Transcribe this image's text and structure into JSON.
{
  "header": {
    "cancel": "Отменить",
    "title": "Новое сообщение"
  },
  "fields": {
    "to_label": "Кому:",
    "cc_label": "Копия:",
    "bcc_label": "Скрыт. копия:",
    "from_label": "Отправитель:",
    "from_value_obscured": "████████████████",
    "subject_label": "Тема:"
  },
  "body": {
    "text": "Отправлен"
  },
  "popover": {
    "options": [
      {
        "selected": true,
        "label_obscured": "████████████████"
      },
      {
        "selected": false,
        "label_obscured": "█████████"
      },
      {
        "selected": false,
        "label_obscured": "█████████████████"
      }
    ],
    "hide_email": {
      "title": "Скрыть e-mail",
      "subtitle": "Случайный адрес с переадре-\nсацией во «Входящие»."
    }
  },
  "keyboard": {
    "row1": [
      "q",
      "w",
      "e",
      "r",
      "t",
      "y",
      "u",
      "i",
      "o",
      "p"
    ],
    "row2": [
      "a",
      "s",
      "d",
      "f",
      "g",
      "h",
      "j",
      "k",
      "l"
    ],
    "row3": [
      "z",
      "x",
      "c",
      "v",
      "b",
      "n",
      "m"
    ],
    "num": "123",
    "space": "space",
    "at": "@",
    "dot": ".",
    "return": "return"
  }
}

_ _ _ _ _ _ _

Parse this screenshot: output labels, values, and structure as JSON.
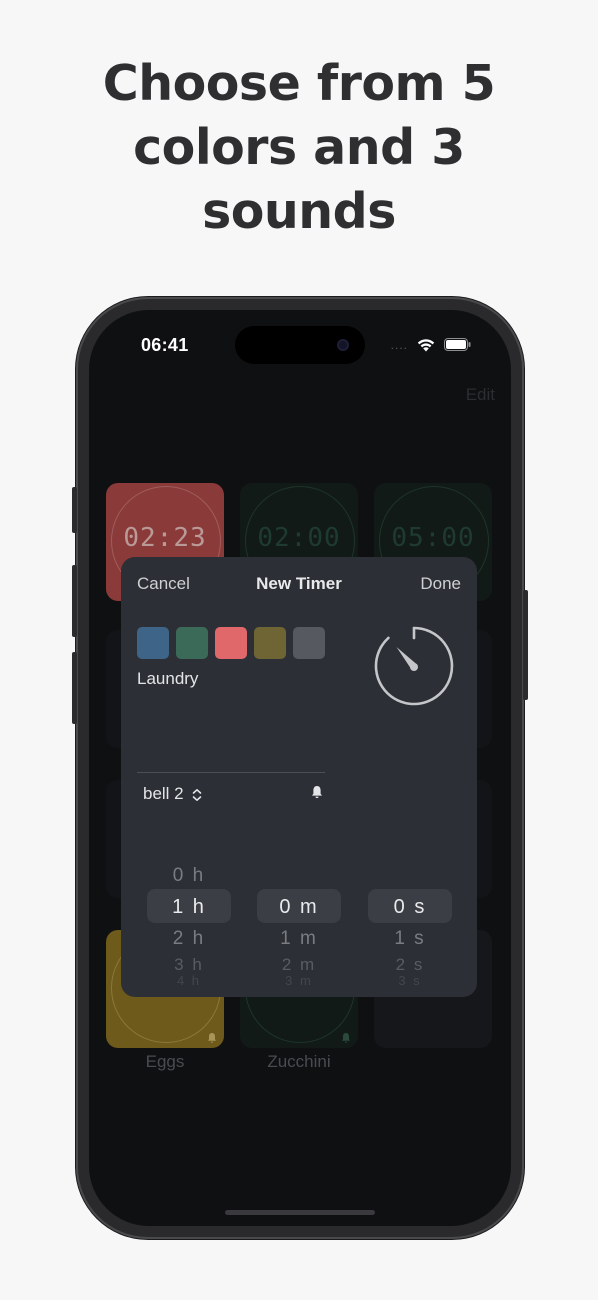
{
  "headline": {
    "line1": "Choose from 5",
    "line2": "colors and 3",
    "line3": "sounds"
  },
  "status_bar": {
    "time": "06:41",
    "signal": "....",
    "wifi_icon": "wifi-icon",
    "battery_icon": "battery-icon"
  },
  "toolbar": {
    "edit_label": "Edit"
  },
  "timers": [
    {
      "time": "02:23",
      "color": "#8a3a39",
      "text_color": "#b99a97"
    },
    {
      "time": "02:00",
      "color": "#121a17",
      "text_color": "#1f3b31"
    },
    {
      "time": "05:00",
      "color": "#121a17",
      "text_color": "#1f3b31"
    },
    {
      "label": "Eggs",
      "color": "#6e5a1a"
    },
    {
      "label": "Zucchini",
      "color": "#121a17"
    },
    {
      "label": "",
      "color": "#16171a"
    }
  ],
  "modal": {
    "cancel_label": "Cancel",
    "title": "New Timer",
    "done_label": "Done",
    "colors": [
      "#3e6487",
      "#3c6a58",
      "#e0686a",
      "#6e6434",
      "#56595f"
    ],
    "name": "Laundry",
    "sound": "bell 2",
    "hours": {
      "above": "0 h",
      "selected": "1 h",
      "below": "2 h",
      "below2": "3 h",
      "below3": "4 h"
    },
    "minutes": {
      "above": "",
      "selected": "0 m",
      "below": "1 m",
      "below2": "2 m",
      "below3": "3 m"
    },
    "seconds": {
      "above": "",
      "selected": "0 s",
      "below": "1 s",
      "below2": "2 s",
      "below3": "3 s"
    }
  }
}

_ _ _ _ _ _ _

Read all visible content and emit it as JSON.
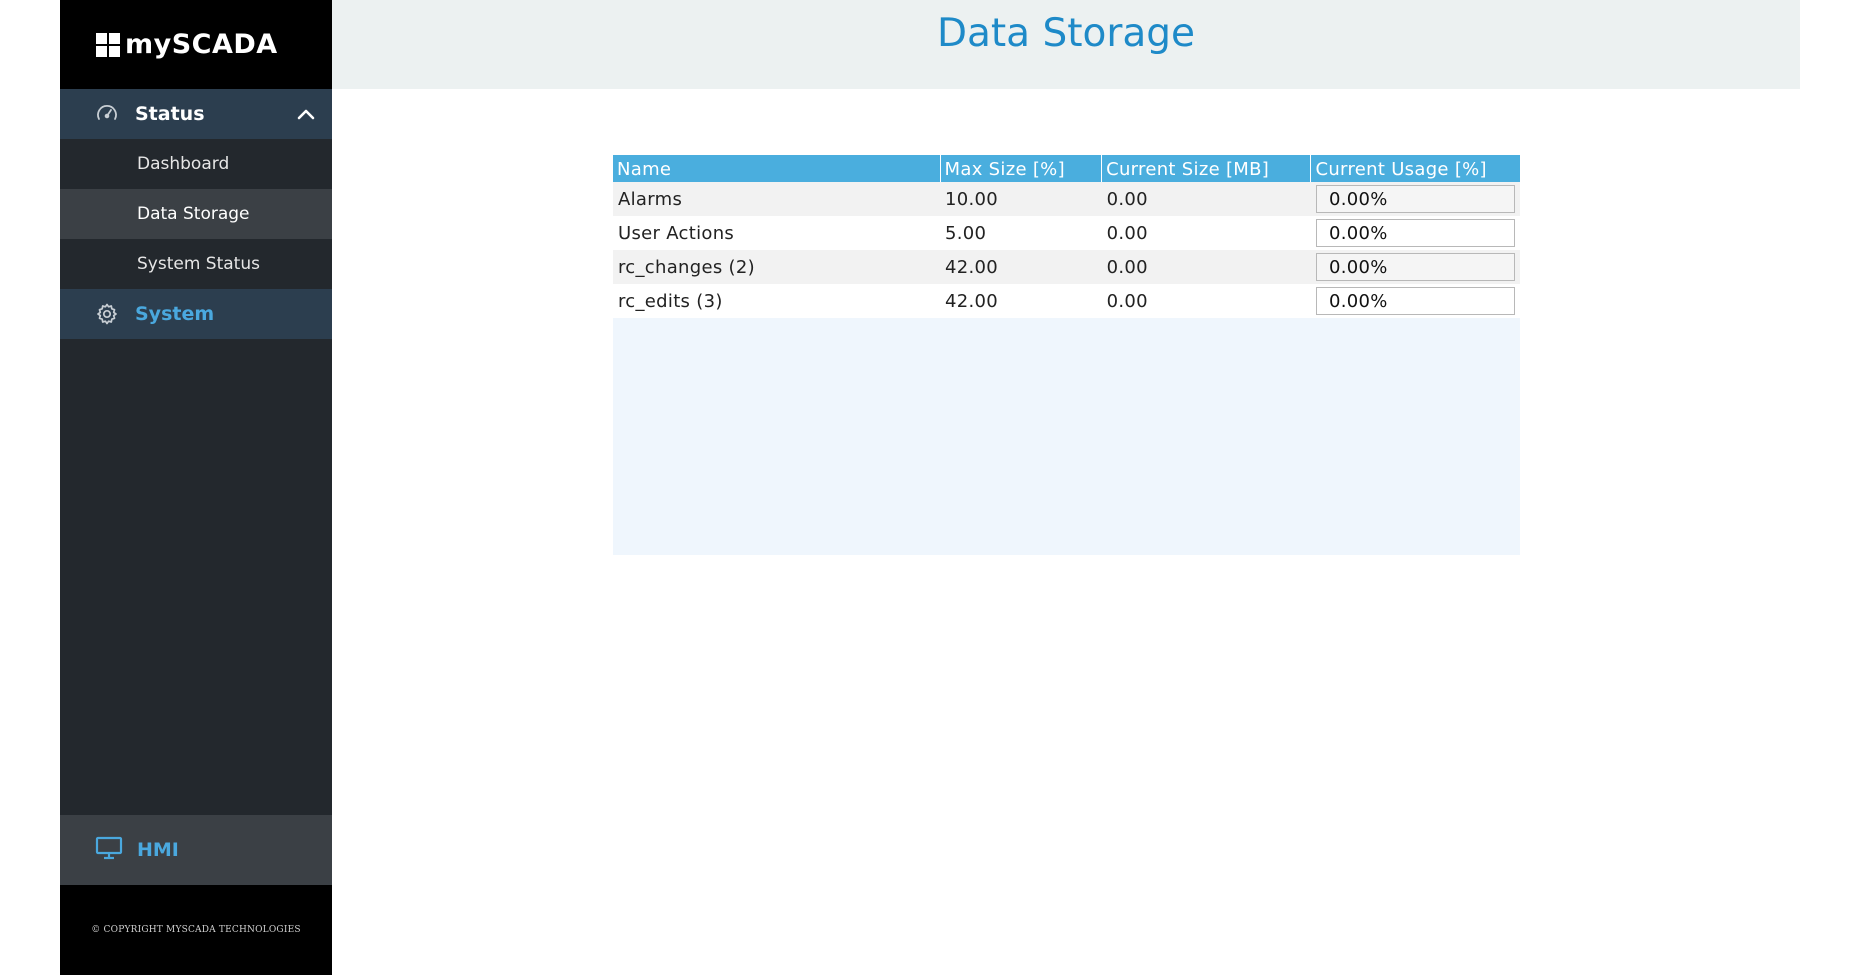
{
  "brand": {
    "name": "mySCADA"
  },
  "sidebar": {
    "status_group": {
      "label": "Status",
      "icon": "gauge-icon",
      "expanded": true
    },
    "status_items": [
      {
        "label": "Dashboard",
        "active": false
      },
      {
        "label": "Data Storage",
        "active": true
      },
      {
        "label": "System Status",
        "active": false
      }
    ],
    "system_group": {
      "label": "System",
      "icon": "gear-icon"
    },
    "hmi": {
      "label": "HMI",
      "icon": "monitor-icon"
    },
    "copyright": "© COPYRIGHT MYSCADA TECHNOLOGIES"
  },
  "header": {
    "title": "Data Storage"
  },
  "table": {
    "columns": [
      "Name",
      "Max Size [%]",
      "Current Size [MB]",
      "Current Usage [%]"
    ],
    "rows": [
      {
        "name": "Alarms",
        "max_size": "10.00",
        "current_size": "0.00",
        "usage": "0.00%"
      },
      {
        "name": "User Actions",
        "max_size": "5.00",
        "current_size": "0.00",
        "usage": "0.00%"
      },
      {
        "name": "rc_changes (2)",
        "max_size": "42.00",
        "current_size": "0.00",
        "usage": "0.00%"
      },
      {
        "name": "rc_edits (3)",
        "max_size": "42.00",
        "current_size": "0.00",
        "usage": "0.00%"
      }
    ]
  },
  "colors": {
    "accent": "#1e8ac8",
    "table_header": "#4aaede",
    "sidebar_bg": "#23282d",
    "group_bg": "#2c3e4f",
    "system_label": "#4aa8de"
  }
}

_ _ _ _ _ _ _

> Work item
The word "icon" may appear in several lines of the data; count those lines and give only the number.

> Expected answer
5